Group claims CPS has racial disparity in suspensions
COLUMBIA- Columbia Public School's out-of-school suspension rates for black students is double the rate of out-of-school suspensions given to white students, according to a report by Civil Rights Data Collection.
In data reported for the 2015-2016 school year, out of the 822 school suspensions, over 50 percent of them were for black students, though black students only counted for 20 percent of the district's overall population.
White students, who make up over 60 percent of the district's population, received only 32 percent of the out-of-school suspensions.
Katherine Miller is the parent of a CPS student who was suspended in middle school. She said that having an advocate for either the parents or the students could help change the disparity.
"In all ethnicities we have education gaps, and I think there is definitely an education gap in the African American community," said Miller. "And when there is not someone to help advocate for a parent or find the words they need to speak for their child, then things are often left unsaid and the child suffers."
In the 2013-2014 school year, the number of out-of-school suspensions were higher than the 2015-2016 school year at 957 suspensions, but the percentages remained about the same. Black students received over 50 percent of the school suspensions while white students received 32 percent.
Emily Hanson of the ACLU said that this problem goes beyond Columbia.
"This is a problem in Columbia, but this is not Columbia’s problem, this is a state-wide problem," said Hanson. "Missouri as a state really needs to reckon with the rates we are seeing here. We need to be moving forward on community basis but also understanding there is nothing going on here we’re not seeing replicated other places."
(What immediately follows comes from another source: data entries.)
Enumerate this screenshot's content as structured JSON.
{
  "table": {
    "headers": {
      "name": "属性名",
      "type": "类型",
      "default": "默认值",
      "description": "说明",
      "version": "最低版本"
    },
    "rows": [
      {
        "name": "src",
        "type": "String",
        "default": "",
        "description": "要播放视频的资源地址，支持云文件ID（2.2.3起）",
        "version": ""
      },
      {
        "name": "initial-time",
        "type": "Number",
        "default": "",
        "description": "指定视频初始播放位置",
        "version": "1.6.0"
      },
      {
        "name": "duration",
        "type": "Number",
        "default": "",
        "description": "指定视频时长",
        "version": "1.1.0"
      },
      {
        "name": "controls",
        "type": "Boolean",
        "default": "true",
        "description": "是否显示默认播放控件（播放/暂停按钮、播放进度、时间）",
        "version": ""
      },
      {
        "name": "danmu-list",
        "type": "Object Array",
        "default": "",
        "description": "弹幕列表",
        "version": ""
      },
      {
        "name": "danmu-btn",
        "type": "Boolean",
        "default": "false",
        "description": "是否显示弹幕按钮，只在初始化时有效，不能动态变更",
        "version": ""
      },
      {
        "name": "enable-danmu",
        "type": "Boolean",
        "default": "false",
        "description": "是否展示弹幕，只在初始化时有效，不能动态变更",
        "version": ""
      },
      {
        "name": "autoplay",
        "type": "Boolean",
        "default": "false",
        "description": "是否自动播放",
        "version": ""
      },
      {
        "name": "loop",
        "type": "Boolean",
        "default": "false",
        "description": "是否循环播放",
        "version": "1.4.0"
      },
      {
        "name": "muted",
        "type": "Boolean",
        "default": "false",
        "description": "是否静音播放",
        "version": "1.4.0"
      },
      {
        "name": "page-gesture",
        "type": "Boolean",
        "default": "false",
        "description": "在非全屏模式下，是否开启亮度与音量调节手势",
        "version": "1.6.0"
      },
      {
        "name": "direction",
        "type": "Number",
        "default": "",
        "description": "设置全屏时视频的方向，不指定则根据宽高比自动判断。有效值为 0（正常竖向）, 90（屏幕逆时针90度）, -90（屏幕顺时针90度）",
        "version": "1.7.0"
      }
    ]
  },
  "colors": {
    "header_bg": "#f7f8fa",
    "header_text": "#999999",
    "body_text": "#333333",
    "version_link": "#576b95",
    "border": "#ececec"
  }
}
ACLU also said that in Missouri, black students are almost 5 times more likely to be suspended than a white student.
KOMU reached out to CPS five times Thursday for comment, but did not get a response.